“You couldn’t find two such different people as Mother and Father,” FDR and ER’s daughter, Anna Roosevelt Halsted,* mused. Whereas FDR, Halsted thought, had “too much security and too much love” (Goodwin, 373), with parents, relatives, and servants all doting on him, ER seemed forever starved for love. During their courtship, it seemed that each had found in the other a complementary aspect of something lacking in his or her self. For ER, FDR’s confidence, charm, and sociability stood in welcome contrast to her own insecurity and shyness. For FDR, ER’s sincerity, honesty, and high principles stood in contrast to his guileful manner and all-too-easy charm.
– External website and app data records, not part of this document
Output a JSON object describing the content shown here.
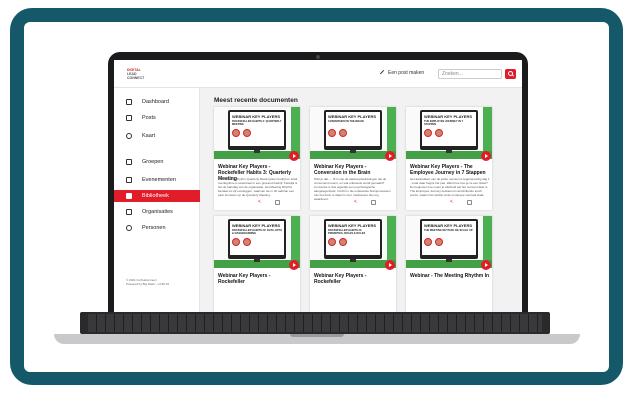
{
  "topbar": {
    "logo_line1": "DIGITAL",
    "logo_line2": "LEAD CONNECT",
    "new_post_label": "Een post maken",
    "search_placeholder": "Zoeken..."
  },
  "sidebar": {
    "items": [
      {
        "label": "Dashboard",
        "icon": "home-icon",
        "active": false
      },
      {
        "label": "Posts",
        "icon": "posts-icon",
        "active": false
      },
      {
        "label": "Kaart",
        "icon": "globe-icon",
        "active": false
      },
      {
        "label": "Groepen",
        "icon": "groups-icon",
        "active": false
      },
      {
        "label": "Evenementen",
        "icon": "calendar-icon",
        "active": false
      },
      {
        "label": "Bibliotheek",
        "icon": "library-icon",
        "active": true
      },
      {
        "label": "Organisaties",
        "icon": "organizations-icon",
        "active": false
      },
      {
        "label": "Personen",
        "icon": "people-icon",
        "active": false
      }
    ],
    "footer_line1": "© 2021 GoToaConnect",
    "footer_line2": "Powered by Big Dash - v4.68.16"
  },
  "main": {
    "title": "Meest recente documenten",
    "cards": [
      {
        "thumb_title": "WEBINAR KEY PLAYERS",
        "thumb_subtitle": "ROCKEFELLER HABITS 3: QUARTERLY MEETING",
        "title": "Webinar Key Players - Rockefeller Habits 3: Quarterly Meeting",
        "description": "The Meeting Rhythm Quarterly Meeting Een bedrijf en strak overlegritme is essentieel in een groeiend bedrijf. Feitelijk is het de hartslag van de organisatie. Het Meeting Rhythm bestaat uit vijf overleggen, waarvan we in dit webinar een paar focussen op de Quarterly Meeting."
      },
      {
        "thumb_title": "WEBINAR KEY PLAYERS",
        "thumb_subtitle": "CONVERSION IN THE BRAIN",
        "title": "Webinar Key Players - Conversion in the Brain",
        "description": "Wist je dat......fit in van de aankoopbeslissingen die de consument neemt, en wat onbewust wordt gemaakt? Conversie is dus eigenlijk een psychologische aangelegenheid. Inzicht in die onbewuste breinprocessen van het brein is daarom voor marketeers dus erg waardevol."
      },
      {
        "thumb_title": "WEBINAR KEY PLAYERS",
        "thumb_subtitle": "THE EMPLOYEE JOURNEY IN 7 STAPPEN",
        "title": "Webinar Key Players - The Employee Journey in 7 Stappen",
        "description": "Het aantrekken van de juiste mensen is tegenwoordig dag 1 . maar daar begint het pas. Want hoe hou je ze een ticket? En beginnen hoe neem je afscheid als het moment daar is. The Employee Journey bestaat uit verschillende touch points, waarin het welzijn al de employee centraal staat."
      },
      {
        "thumb_title": "WEBINAR KEY PLAYERS",
        "thumb_subtitle": "ROCKEFELLER HABITS #2: DATA, KPI'S & DASHBOARDING",
        "title": "Webinar Key Players - Rockefeller",
        "description": ""
      },
      {
        "thumb_title": "WEBINAR KEY PLAYERS",
        "thumb_subtitle": "ROCKEFELLER HABITS #1: PRIORITIES, ROLES & RULES",
        "title": "Webinar Key Players - Rockefeller",
        "description": ""
      },
      {
        "thumb_title": "WEBINAR KEY PLAYERS",
        "thumb_subtitle": "THE MEETING RHYTHM: DE SCALE UP",
        "title": "Webinar - The Meeting Rhythm In",
        "description": ""
      }
    ]
  },
  "colors": {
    "frame": "#14586a",
    "accent": "#e11d2a",
    "thumb_green": "#4caf50"
  }
}
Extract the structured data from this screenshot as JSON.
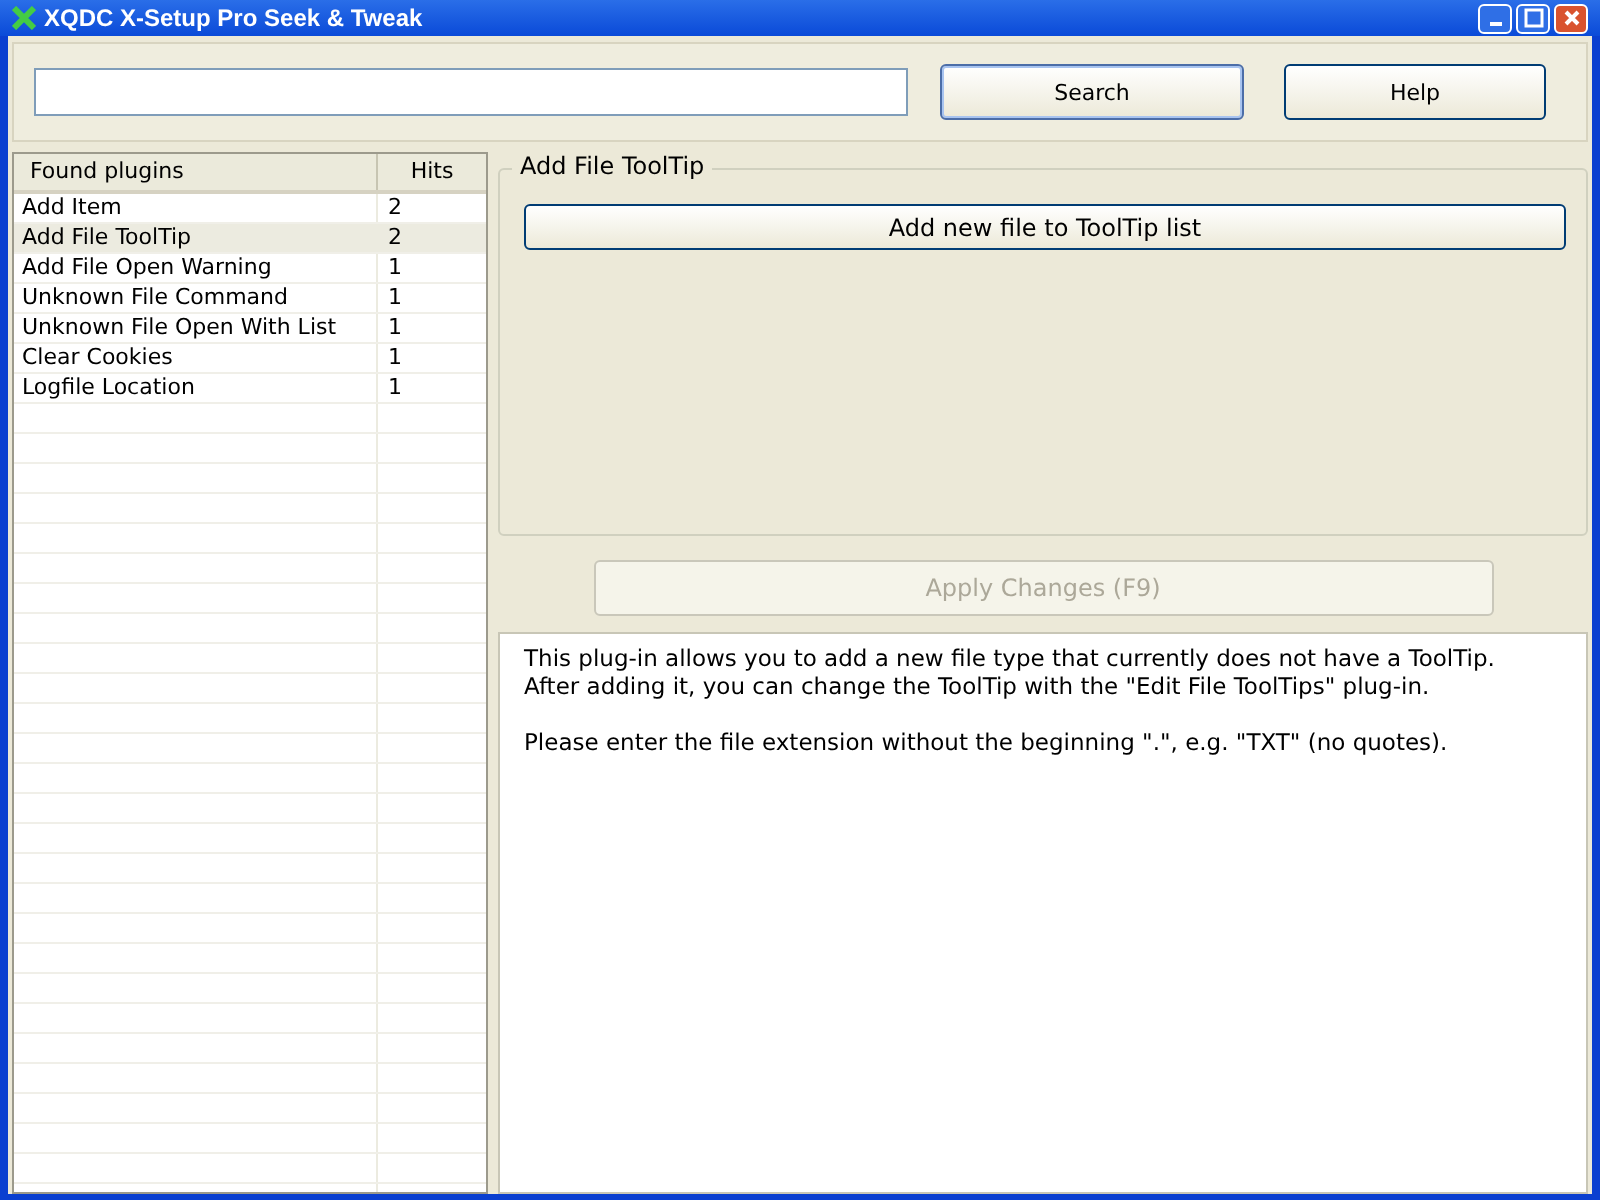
{
  "window": {
    "title": "XQDC X-Setup Pro Seek & Tweak"
  },
  "search": {
    "button": "Search",
    "help": "Help"
  },
  "plugins": {
    "columns": [
      "Found plugins",
      "Hits"
    ],
    "rows": [
      {
        "name": "Add Item",
        "hits": "2",
        "selected": false
      },
      {
        "name": "Add File ToolTip",
        "hits": "2",
        "selected": true
      },
      {
        "name": "Add File Open Warning",
        "hits": "1",
        "selected": false
      },
      {
        "name": "Unknown File Command",
        "hits": "1",
        "selected": false
      },
      {
        "name": "Unknown File Open With List",
        "hits": "1",
        "selected": false
      },
      {
        "name": "Clear Cookies",
        "hits": "1",
        "selected": false
      },
      {
        "name": "Logfile Location",
        "hits": "1",
        "selected": false
      }
    ]
  },
  "plugin_panel": {
    "title": "Add File ToolTip",
    "action": "Add new file to ToolTip list"
  },
  "apply": {
    "label": "Apply Changes (F9)",
    "disabled": true
  },
  "description": [
    [
      "This plug-in allows you to add a new file type that currently does not have a ToolTip.",
      "After adding it, you can change the ToolTip with the \"Edit File ToolTips\" plug-in."
    ],
    [
      "Please enter the file extension without the beginning \".\", e.g. \"TXT\" (no quotes)."
    ]
  ]
}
Over the years, however, the very qualities that had first attracted FDR and ER to one another became sources of conflict as ER came to see FDR’s sociability as shallow and duplicitous, while he redefined her honesty as stiffness and inflexibility. “It is very hard to live with someone who is almost a saint,” Roosevelt’s labor adviser Anna Rosenberg observed. “He had his tricks and evasions. Sometimes he had to ridicule her in order not to be troubled by her” (Goodwin, 373).
The springs of ER’s insecurity disrupted the marriage from the very beginning. Though there were many good days, ER’s fear of failure prompted her again and again to give up too soon on a variety of activities that would have allowed an easy companionship with her husband.